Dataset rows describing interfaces
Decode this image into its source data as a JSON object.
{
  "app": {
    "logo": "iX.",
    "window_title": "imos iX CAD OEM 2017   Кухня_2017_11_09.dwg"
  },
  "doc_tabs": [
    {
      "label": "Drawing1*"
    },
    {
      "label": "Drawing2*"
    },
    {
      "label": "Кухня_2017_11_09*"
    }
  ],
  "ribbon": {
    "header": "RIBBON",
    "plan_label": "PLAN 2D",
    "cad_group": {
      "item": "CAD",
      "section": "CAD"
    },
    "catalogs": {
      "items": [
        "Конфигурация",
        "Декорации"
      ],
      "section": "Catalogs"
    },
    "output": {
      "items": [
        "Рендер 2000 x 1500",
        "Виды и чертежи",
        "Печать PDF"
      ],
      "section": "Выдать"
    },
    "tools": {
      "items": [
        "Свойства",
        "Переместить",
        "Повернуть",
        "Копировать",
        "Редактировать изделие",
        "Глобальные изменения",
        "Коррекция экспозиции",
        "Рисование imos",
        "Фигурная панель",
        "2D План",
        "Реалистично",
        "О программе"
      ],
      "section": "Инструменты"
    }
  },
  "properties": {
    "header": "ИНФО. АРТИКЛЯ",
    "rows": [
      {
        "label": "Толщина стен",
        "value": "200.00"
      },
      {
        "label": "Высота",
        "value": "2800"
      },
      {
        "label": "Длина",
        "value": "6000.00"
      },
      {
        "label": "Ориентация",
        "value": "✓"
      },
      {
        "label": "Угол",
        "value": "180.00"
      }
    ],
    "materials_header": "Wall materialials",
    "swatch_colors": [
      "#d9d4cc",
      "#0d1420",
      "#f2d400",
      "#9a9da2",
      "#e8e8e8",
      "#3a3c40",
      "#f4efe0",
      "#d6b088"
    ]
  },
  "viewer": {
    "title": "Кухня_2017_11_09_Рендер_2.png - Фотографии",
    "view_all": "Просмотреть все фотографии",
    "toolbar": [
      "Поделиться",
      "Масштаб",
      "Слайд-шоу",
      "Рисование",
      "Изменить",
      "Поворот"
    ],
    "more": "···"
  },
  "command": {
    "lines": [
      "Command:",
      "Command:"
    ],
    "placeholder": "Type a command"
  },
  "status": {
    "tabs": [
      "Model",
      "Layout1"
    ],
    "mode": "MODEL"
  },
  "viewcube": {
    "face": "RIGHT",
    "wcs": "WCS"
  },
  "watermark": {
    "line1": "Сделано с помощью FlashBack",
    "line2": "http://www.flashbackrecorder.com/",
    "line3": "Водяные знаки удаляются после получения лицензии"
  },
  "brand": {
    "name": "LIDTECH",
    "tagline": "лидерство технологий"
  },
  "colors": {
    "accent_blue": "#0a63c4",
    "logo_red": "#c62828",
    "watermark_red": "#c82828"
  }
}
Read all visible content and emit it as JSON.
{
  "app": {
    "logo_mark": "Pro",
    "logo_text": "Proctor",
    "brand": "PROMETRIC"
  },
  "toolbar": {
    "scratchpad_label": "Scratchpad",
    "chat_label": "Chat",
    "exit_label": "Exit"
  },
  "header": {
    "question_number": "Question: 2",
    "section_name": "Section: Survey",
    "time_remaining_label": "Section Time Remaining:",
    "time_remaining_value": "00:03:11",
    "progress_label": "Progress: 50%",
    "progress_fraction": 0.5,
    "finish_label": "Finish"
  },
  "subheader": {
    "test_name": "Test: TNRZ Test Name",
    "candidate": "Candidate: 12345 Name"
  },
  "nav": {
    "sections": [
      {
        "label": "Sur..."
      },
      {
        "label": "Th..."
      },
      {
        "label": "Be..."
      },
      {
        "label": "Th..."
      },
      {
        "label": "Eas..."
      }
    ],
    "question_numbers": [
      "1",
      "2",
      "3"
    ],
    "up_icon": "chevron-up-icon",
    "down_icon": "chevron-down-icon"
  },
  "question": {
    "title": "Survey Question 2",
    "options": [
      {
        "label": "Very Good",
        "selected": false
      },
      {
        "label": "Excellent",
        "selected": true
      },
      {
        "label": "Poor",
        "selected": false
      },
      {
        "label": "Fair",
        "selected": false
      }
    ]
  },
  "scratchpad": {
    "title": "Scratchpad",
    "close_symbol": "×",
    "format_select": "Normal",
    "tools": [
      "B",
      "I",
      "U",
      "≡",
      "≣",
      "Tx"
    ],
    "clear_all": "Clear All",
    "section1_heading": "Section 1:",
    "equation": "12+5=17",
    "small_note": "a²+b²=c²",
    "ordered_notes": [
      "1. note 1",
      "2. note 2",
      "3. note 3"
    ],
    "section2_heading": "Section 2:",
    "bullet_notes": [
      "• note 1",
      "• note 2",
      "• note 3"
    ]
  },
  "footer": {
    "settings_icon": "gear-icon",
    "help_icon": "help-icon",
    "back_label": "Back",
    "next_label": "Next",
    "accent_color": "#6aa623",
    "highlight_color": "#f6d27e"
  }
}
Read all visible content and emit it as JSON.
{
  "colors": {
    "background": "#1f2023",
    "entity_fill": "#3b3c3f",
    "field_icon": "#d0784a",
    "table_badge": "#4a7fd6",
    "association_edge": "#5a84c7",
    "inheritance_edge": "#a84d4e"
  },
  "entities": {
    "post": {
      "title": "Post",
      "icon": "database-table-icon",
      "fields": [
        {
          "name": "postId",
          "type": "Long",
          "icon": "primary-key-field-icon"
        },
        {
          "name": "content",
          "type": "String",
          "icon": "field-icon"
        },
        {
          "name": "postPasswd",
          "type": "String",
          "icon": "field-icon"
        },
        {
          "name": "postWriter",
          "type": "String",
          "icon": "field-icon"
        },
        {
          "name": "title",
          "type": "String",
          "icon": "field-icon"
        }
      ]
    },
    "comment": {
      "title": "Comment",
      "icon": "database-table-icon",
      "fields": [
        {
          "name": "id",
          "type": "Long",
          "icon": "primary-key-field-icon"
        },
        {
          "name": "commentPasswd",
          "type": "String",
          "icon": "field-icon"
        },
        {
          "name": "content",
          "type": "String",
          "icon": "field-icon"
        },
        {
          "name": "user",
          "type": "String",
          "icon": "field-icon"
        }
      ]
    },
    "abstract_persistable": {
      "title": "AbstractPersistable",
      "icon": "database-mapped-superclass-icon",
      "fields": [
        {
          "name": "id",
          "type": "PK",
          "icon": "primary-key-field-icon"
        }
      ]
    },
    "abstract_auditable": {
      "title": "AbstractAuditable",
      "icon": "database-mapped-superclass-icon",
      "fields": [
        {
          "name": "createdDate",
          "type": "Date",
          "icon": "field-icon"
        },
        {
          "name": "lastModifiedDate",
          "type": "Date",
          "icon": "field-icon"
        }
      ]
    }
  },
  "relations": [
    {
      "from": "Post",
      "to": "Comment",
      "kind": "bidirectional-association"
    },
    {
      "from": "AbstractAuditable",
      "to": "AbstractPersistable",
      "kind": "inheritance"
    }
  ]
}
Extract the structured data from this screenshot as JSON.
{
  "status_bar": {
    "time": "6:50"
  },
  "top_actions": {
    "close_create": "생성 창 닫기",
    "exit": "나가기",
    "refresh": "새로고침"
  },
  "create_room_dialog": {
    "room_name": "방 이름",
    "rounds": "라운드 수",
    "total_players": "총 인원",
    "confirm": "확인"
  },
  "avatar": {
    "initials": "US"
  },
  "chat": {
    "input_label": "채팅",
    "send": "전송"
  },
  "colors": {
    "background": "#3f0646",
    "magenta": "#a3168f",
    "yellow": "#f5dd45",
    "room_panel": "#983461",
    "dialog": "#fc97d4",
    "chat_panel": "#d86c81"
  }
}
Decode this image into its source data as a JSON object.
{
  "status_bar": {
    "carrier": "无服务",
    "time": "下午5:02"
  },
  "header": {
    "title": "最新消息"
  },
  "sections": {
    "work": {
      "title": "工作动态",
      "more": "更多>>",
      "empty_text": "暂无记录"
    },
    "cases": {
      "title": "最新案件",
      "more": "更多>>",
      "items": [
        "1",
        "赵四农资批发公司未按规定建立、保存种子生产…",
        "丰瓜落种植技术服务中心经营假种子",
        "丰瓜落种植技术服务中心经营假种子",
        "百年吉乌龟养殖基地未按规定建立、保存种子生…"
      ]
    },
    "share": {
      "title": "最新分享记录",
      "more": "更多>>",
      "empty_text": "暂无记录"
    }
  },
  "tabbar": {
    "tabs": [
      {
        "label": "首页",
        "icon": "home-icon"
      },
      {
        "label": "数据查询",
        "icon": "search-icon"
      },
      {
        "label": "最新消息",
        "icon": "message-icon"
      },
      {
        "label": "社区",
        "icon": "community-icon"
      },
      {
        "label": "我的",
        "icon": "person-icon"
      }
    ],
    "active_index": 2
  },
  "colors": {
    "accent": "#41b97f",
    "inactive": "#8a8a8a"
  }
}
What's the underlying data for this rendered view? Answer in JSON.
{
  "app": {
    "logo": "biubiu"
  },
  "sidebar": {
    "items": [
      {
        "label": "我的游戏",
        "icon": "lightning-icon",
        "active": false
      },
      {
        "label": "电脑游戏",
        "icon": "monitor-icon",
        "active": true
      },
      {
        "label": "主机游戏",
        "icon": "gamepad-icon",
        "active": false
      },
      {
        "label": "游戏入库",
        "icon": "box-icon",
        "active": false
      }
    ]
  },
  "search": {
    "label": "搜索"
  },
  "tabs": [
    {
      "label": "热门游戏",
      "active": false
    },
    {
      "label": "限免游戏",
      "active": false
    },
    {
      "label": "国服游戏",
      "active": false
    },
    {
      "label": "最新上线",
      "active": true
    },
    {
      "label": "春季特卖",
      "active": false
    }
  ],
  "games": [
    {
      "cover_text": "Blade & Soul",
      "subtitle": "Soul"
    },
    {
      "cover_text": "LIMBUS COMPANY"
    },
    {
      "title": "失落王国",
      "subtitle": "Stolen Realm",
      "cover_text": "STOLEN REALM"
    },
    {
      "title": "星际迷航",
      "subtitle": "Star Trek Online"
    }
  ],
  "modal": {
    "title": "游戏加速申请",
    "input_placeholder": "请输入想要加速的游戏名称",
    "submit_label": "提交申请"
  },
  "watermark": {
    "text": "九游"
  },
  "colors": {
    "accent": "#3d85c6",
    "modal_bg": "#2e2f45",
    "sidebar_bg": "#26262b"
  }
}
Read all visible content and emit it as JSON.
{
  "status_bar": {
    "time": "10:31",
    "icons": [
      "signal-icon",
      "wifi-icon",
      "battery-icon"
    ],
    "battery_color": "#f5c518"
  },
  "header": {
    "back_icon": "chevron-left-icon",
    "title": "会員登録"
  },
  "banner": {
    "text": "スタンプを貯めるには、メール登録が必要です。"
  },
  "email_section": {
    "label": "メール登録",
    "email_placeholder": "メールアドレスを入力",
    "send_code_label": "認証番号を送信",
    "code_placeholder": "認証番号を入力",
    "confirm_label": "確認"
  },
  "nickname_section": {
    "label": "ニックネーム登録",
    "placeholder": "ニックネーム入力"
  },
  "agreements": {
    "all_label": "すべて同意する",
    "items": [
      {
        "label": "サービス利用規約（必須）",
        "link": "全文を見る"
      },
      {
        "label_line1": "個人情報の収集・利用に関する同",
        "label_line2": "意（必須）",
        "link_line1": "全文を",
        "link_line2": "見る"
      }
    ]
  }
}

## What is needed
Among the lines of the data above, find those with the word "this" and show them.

## Solution below
Decode this image into its source data as a JSON object.
Extract the structured data from this screenshot as JSON.
Decode this image into its source data as a JSON object.
What's the underlying data for this rendered view? Answer in JSON.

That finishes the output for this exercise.